The ashes of a heifer.
Used to purify the unclean.
The heifer was to be wholly burned. This typified the painful sufferings of our Lord Jesus, both in soul and body, as a sacrifice made by fire, to satisfy God's justice for man's sin. These ashes are said to be laid up as a purification for sin, because, though they were only to purify from ceremonial uncleanness, yet they were a type of that purification for sin which our Lord Jesus made by his death. The blood of Christ is laid up for us in the word and sacraments, as a fountain of merit, to which by faith we may have constant recourse, for cleansing our consciences.

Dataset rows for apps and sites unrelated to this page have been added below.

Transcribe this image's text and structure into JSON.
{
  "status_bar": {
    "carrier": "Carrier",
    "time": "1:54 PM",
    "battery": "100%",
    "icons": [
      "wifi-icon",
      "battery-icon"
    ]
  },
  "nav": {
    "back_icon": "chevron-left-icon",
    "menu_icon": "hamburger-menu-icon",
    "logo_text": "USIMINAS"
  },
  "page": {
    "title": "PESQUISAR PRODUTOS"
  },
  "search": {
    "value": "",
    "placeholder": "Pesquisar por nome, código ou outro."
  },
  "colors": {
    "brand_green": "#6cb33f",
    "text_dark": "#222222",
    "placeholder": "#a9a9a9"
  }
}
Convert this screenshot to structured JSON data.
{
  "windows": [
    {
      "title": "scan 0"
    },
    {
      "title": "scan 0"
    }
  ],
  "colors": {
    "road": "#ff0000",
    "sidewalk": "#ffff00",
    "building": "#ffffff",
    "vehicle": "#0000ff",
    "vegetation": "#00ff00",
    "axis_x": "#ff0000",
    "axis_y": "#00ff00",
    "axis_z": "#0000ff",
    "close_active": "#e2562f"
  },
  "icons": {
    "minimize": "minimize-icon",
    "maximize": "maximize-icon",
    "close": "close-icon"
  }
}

Why did the law make a corpse a defiling thing? Because death is the wages of sin, which entered into the world by it, and reigns by the power of it. The law could not conquer death, nor abolish it, as the gospel does, by bringing life and immortality to light, and so introducing a better hope. As the ashes of the heifer signified the merit of Christ, so the running water signified the power and grace of the blessed Spirit, who is compared to rivers of living water; and it is by his work that the righteousness of Christ is applied to us for our cleansing. Those who promise themselves benefit by the righteousness of Christ, while they submit not to the grace and influence of the Holy Spirit, do but deceive themselves; we cannot be purified by the ashes, otherwise than in the running water. What use could there be in these appointments, if they do not refer to the doctrines concerning the sacrifice of Christ? But comparing them with the New Testament, the knowledge to be got from them is evident. The true state of fallen man is shown in these institutions. Here we learn the defiling nature of sin, and are warned to avoid evil communications.